Erie, PA, October 14, 2012 --(PR.com
)-- The Institute of Museum and Library Services (IMLS) has awarded more than $2.5 million to museums and libraries developing innovative programs to prepare young children for school and to ensure they don't lose ground over the summer. These projects, part of an IMLS initiative to support the goals of the Campaign for Grade-Level Reading, were among those receiving National Leadership Grants (NLG) announced by IMLS last week.
In December 2011, IMLS announced that it would provide up to $2 million over two years to museums and libraries for projects that further the work of the campaign, which aims to increase the number of low-income children reading on grade level by the end of third grade. Museums and libraries throughout the U.S. answered the call with so many strong proposals that IMLS awarded more than $2.5 million this year and plans to repeat the call again next year.
Despite major public and private investments, more than 80 percent of children in poverty are not reading at grade level by the third grade. This sets children up for failure in the later grades, fueling achievement gaps and dropout rates. Aligning IMLS grants with the goals of the Campaign for Grade-Level Reading makes it possible for libraries and museum to stand together with the 124 cities, counties, and towns that have developed plans to improve early literacy and young children's chances for educational, economic, and social success. IMLS plans to broadly disseminate the results of these grants to continue to improve library and museum service nationwide.
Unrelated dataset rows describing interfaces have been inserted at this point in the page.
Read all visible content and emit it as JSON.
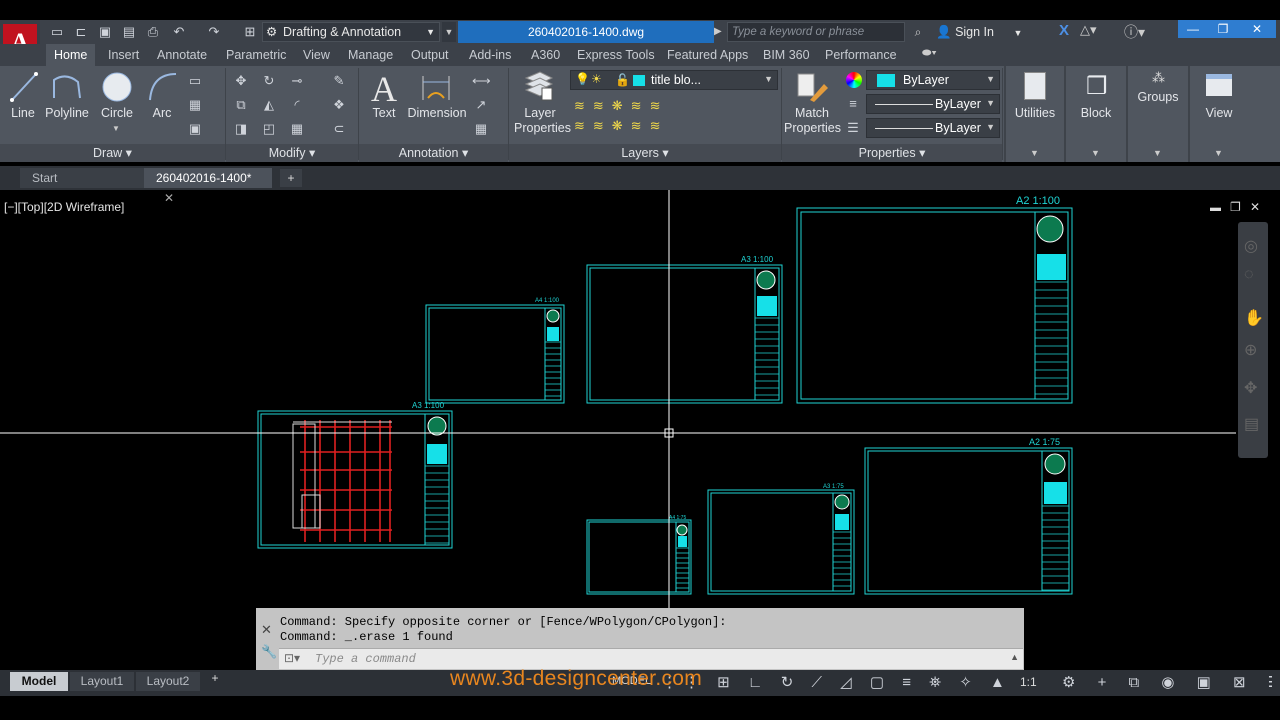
{
  "app": {
    "logo_letter": "A"
  },
  "quick_access": {
    "icons": [
      "new-icon",
      "open-icon",
      "save-icon",
      "saveas-icon",
      "print-icon",
      "undo-icon",
      "redo-icon",
      "share-icon"
    ]
  },
  "workspace": {
    "label": "Drafting & Annotation"
  },
  "file_tab": {
    "label": "260402016-1400.dwg"
  },
  "search": {
    "placeholder": "Type a keyword or phrase"
  },
  "signin": {
    "label": "Sign In"
  },
  "ribbon_tabs": [
    "Home",
    "Insert",
    "Annotate",
    "Parametric",
    "View",
    "Manage",
    "Output",
    "Add-ins",
    "A360",
    "Express Tools",
    "Featured Apps",
    "BIM 360",
    "Performance"
  ],
  "draw_panel": {
    "title": "Draw",
    "tools": [
      "Line",
      "Polyline",
      "Circle",
      "Arc"
    ]
  },
  "modify_panel": {
    "title": "Modify"
  },
  "annotation_panel": {
    "title": "Annotation",
    "tools": [
      "Text",
      "Dimension"
    ]
  },
  "layers_panel": {
    "title": "Layers",
    "layer_props": "Layer\nProperties",
    "current_layer": "title blo..."
  },
  "properties_panel": {
    "title": "Properties",
    "match": "Match\nProperties",
    "color": "ByLayer",
    "linetype": "ByLayer",
    "lineweight": "ByLayer"
  },
  "utilities": {
    "label": "Utilities"
  },
  "block": {
    "label": "Block"
  },
  "groups": {
    "label": "Groups"
  },
  "view": {
    "label": "View"
  },
  "doc_tabs": {
    "start": "Start",
    "active": "260402016-1400*"
  },
  "viewport_controls": "[−][Top][2D Wireframe]",
  "sheets": [
    {
      "scale": "A4 1:100"
    },
    {
      "scale": "A3 1:100"
    },
    {
      "scale": "A2 1:100"
    },
    {
      "scale": "A3 1:100"
    },
    {
      "scale": "A4 1:75"
    },
    {
      "scale": "A3 1:75"
    },
    {
      "scale": "A2 1:75"
    }
  ],
  "command": {
    "history_1": "Command: Specify opposite corner or [Fence/WPolygon/CPolygon]:",
    "history_2": "Command: _.erase 1 found",
    "placeholder": "Type a command"
  },
  "layout_tabs": [
    "Model",
    "Layout1",
    "Layout2"
  ],
  "status": {
    "model": "MODEL",
    "scale": "1:1"
  },
  "watermark": "www.3d-designcenter.com",
  "colors": {
    "accent": "#1f6ebd",
    "cad_cyan": "#1fd4d4",
    "autocad_red": "#c1121f"
  }
}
"I am delighted at the response to this effort," said IMLS Director Susan H. Hildreth. "The projects we are supporting are as diverse as the communities we will be reaching. They involve a wide range of partners such as schools, Head Start, the United Way, and Boys and Girls Clubs. These initiatives demonstrate the power of libraries and museums as community anchors that can help us reach children early and be a consistent presence throughout the school year and beyond."
A total of $2,557,772 has been awarded to museums and libraries in 19 communities across the United States, including eight that are working with the campaign. Many of the awards involve partnerships at the local, state, and national levels. Dozens of museums, libraries, and community organizations will be engaged in coordinated efforts to act on the latest research and provide opportunities that really make a difference for young children and their parents and caregivers.
"We need to reach these children before they enter kindergarten, and we need to keep them learning through the summer," said Ralph Smith, managing director of the Campaign for Grade-Level Reading and a senior vice president at the Annie E. Casey Foundation. "Museums and libraries are key partners for our communities."
The Campaign for Grade-Level Reading, launched in early 2011, is a collaboration among foundations, national nonprofits, states, and communities across the nation to ensure that more children in low-income families succeed in school and graduate prepared for college, a career, and active citizenship.
Erie Art Museum – Erie, PA, Amount: $245,348
The Erie Art Museum has partnered with the three largest early childhood providers in Erie County and four social service agencies serving recently resettled refugees to provide children, aged 0-5, with programs to promote school readiness through music and song. The project will train staff at the partner childcare providers and reach parents through an outreach campaign. At the same time, the museum will train refugee women for positions in American daycare where they can promote school readiness through music and song from their diverse cultures.
About the Institute of Museum and Library Services
The Institute of Museum and Library Services is the primary source of federal support for the nation’s 123,000 libraries and 17,500 museums. Our grants, policy development, and research helps communities and individuals thrive by providing broad public access to knowledge, cultural heritage, and lifelong learning. To learn more about IMLS, please visit www.imls.gov.